In late October, my two brothers and I met for a family reunion. The last time we three spent time exclusively together was 17 years ago when my father died. Late January 2011 our mom, the dynastic matrilineal benevolent dictatress, kicked the bucket, crossed over, or died (whichever you prefer to call it). We decided it was time to see what the family configuration looked like without the queen of f!?#ing everything running the show.
We are notnot close, but at the same time we are different species of humans.
Whether it is the male/female thing, or the fact that both of my brothers are more analytic and I am emotive, or it is that they are introverts and I am an extrovert, whatever the reason, we speak different languages.
My eldest brother is a voracious reader and writer, and although officially retired continues working as a consultant in the computer industry. My middle brother is a doctor, also “retired” yet continues to assist in surgery and subs for docs who need vacations.
And then there is me, the youngest, the former flower child, and current drum, percussion and rhythm teacher, who is certainly is not done teaching or working!
We picked a spot to meet in AZ that entailed a fair amount of driving to get from one spot to another. And that turned out to be a brilliant choice.
As we sat in the car together driving from Pinetop to the Petrified forest, from Winslow, AZ, to the Grand Canyon, we remembered our childhood, telling stories about our parents, our relatives, and recounting bits of history in the family Wolf.
Lots of driving and lots of stories. One brother drove and the other chronicled the stories in his laptop (which will eventually become a movie- starring Silent Bob and Ethel Merman, as our parents with John Malkovich and Allen Arkin and Julie Kavner as us kids.)
Some stories were hysterically funny, and some gave me a stomach ache.
But all in all, it was an amazing time, to spend some days with each other, and the new tribe that we are.
We figure that in another few years we will be up for another close encounter of the third kind.
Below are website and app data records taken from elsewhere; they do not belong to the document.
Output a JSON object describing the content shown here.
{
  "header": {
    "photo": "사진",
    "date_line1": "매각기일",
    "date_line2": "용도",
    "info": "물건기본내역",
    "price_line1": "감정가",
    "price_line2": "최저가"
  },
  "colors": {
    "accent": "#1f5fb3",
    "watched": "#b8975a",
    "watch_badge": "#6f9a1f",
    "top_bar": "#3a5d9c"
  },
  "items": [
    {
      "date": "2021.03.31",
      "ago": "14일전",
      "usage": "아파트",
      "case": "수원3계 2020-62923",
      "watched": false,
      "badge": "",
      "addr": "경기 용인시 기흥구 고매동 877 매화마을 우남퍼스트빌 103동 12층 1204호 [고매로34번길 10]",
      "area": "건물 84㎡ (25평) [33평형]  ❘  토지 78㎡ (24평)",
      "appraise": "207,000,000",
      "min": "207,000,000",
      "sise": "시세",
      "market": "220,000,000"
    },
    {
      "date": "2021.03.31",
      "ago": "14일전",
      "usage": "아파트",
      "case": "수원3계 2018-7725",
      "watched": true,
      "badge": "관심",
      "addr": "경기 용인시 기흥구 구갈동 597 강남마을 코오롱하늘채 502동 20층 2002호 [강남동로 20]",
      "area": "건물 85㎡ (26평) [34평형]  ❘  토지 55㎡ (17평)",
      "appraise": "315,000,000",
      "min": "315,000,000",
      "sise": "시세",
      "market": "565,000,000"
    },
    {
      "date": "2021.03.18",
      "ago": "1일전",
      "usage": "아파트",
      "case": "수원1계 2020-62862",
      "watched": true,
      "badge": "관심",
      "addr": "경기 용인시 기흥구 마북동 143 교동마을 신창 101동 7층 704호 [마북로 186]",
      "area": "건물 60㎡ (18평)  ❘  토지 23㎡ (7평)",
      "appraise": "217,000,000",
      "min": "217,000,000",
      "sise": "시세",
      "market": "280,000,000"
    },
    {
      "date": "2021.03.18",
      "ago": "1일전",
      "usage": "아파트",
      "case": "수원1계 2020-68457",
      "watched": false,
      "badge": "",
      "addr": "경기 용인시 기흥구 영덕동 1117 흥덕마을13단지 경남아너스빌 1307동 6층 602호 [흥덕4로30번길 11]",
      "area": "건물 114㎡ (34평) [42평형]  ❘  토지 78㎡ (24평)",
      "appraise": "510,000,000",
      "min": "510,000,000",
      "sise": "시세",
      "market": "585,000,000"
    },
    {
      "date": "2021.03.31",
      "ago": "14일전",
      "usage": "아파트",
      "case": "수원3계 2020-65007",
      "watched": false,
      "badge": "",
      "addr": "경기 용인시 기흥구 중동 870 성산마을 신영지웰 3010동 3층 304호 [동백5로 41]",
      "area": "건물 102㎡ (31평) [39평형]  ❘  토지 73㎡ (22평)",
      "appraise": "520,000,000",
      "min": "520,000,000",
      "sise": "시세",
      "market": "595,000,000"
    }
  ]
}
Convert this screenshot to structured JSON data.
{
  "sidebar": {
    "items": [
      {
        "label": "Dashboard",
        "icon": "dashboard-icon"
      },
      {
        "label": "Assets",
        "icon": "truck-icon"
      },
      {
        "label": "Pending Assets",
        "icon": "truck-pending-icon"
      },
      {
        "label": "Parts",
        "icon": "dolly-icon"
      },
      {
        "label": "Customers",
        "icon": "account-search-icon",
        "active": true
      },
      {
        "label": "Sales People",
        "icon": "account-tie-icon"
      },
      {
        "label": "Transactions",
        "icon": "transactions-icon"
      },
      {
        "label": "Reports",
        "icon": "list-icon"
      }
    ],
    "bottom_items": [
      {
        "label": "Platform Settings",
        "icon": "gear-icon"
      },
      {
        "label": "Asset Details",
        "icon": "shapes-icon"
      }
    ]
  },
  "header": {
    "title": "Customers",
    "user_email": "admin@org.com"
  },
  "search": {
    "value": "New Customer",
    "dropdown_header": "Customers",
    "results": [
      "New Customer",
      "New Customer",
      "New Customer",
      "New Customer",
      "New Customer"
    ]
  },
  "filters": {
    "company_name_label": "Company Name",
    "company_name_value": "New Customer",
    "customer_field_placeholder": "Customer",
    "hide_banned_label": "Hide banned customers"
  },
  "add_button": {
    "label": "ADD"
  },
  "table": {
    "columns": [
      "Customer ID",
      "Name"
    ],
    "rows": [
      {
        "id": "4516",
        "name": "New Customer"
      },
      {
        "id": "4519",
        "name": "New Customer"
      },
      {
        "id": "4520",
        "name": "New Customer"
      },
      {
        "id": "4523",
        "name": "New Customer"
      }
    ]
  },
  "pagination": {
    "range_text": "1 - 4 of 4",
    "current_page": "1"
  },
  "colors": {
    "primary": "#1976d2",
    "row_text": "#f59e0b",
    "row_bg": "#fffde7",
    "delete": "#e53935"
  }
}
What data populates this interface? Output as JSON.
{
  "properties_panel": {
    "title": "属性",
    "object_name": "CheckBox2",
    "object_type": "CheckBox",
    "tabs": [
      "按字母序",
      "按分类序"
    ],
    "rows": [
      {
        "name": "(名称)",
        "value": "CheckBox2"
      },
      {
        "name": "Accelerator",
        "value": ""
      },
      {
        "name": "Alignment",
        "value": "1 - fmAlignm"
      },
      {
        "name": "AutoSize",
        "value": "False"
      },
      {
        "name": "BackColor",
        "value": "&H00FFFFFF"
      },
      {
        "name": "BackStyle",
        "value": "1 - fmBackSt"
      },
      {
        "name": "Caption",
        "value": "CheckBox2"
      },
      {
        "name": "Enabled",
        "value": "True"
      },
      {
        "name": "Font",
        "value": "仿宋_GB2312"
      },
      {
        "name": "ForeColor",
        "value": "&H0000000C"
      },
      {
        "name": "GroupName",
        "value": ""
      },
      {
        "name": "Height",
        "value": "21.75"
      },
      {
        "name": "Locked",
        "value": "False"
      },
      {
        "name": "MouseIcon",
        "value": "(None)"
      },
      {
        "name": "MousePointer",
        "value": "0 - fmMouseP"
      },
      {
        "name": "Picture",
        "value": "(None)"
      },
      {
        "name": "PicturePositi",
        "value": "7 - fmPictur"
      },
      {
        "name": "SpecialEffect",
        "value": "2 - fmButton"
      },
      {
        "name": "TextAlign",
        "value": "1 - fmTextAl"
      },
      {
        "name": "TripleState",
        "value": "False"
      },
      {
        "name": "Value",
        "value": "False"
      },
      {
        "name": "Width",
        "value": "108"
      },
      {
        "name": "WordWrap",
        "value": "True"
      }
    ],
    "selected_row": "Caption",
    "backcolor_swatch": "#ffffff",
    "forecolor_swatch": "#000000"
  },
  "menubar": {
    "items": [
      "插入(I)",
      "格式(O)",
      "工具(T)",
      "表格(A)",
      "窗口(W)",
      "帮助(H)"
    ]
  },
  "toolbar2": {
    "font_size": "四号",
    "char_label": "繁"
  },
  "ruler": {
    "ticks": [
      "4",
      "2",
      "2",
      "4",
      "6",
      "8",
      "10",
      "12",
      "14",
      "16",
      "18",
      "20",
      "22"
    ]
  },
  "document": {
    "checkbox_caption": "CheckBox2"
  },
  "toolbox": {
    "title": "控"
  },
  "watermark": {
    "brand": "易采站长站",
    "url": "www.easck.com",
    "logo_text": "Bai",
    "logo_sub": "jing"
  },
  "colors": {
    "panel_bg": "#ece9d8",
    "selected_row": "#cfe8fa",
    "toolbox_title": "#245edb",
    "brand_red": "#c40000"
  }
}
Until then, I can say this: I love my brothers. It was great to be together as adults, each a tribal leader of our own clan, connected to a single root: Judith and Milton Wolf.